Element data from apps and pages
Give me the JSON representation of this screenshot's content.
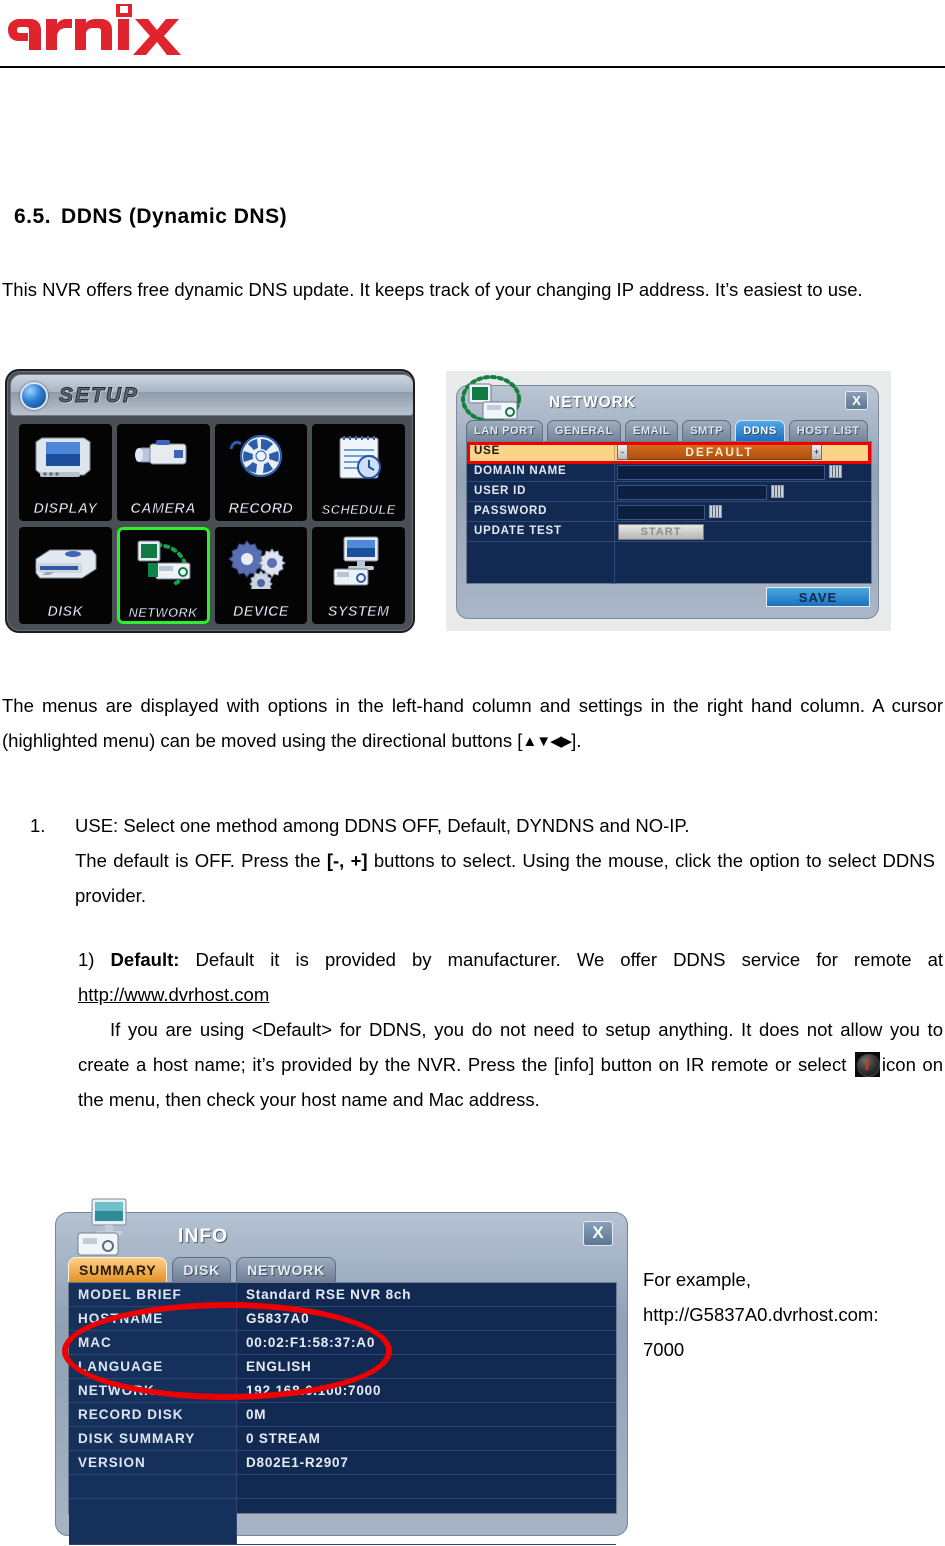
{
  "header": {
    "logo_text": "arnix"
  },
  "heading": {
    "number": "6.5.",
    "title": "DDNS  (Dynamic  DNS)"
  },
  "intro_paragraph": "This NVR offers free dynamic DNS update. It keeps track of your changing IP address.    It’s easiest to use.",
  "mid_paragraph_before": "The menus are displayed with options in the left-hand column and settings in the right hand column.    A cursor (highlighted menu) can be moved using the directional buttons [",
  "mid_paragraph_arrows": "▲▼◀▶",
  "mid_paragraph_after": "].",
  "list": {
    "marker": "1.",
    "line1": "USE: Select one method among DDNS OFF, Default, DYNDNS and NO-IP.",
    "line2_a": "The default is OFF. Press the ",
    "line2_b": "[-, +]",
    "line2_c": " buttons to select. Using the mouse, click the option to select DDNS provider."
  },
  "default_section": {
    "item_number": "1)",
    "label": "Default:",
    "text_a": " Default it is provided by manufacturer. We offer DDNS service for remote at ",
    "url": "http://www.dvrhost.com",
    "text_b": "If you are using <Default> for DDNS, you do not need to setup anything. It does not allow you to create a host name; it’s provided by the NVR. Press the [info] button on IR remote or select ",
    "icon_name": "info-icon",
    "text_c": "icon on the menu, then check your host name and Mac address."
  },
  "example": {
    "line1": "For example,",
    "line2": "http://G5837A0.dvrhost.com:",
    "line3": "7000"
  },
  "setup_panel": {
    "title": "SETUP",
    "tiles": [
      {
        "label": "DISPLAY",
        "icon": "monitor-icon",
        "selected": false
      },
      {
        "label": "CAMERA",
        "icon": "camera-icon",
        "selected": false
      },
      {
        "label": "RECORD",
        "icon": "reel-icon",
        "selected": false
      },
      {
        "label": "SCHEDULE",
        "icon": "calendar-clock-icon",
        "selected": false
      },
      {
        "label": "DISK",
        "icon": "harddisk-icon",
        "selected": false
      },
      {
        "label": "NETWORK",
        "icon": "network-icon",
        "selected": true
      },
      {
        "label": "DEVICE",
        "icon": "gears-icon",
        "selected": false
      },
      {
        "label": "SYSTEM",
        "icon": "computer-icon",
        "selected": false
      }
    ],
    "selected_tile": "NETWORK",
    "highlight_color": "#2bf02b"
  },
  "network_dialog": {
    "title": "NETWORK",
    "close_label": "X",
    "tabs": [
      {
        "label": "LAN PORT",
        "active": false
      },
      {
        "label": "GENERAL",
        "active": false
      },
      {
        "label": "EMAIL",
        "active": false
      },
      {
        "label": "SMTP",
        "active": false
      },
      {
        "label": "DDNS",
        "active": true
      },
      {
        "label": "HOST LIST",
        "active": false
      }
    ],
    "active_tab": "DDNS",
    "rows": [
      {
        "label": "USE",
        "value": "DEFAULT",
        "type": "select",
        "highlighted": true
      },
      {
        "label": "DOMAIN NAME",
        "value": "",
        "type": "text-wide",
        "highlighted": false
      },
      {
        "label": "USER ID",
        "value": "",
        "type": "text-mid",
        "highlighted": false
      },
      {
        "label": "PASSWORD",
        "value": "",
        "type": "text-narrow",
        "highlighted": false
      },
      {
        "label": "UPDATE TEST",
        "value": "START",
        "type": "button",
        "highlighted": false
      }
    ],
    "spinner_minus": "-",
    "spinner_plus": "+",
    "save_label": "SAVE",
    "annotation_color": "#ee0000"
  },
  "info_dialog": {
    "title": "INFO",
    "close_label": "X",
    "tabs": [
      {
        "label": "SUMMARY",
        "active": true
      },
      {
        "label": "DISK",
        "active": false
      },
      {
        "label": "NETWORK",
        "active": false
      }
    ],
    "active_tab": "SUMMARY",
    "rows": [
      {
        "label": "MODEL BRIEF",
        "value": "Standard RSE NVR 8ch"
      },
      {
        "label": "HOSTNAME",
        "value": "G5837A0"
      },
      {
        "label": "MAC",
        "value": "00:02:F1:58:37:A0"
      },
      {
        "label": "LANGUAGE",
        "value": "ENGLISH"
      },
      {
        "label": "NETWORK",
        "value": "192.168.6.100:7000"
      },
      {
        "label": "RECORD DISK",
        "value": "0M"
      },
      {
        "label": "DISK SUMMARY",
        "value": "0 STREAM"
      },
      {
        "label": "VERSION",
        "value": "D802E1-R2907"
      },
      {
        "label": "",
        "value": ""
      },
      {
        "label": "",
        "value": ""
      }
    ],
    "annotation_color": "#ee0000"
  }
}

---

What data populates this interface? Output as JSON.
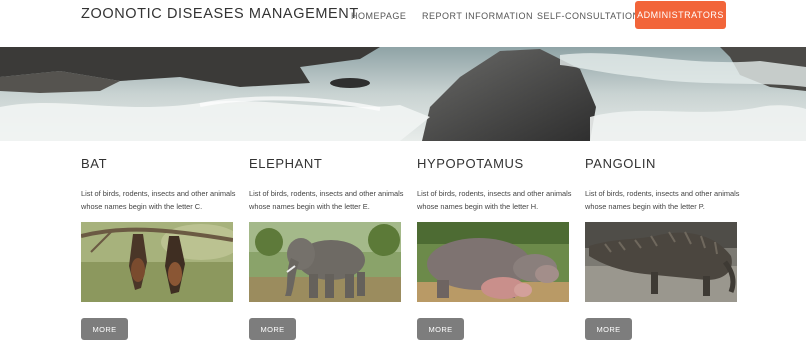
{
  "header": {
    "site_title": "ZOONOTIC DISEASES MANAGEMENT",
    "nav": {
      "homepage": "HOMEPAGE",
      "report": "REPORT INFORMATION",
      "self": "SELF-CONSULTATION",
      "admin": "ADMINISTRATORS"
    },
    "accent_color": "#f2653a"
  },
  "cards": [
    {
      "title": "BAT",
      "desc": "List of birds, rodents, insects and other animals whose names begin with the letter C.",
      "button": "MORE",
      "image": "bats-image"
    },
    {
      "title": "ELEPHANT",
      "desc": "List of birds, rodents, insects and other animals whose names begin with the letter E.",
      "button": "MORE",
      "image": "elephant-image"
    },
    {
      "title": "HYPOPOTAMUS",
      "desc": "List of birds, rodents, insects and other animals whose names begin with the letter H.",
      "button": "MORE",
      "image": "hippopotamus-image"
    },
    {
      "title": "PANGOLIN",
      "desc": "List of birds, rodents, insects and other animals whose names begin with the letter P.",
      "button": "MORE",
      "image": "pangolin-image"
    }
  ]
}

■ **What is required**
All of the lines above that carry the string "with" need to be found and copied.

■ **Answer to the exercise**
  "mid_paragraph_before": "The menus are displayed with options in the left-hand column and settings in the right hand column.    A cursor (highlighted menu) can be moved using the directional buttons [",
      "desc": "List of birds, rodents, insects and other animals whose names begin with the letter C.",
      "desc": "List of birds, rodents, insects and other animals whose names begin with the letter E.",
      "desc": "List of birds, rodents, insects and other animals whose names begin with the letter H.",
      "desc": "List of birds, rodents, insects and other animals whose names begin with the letter P.",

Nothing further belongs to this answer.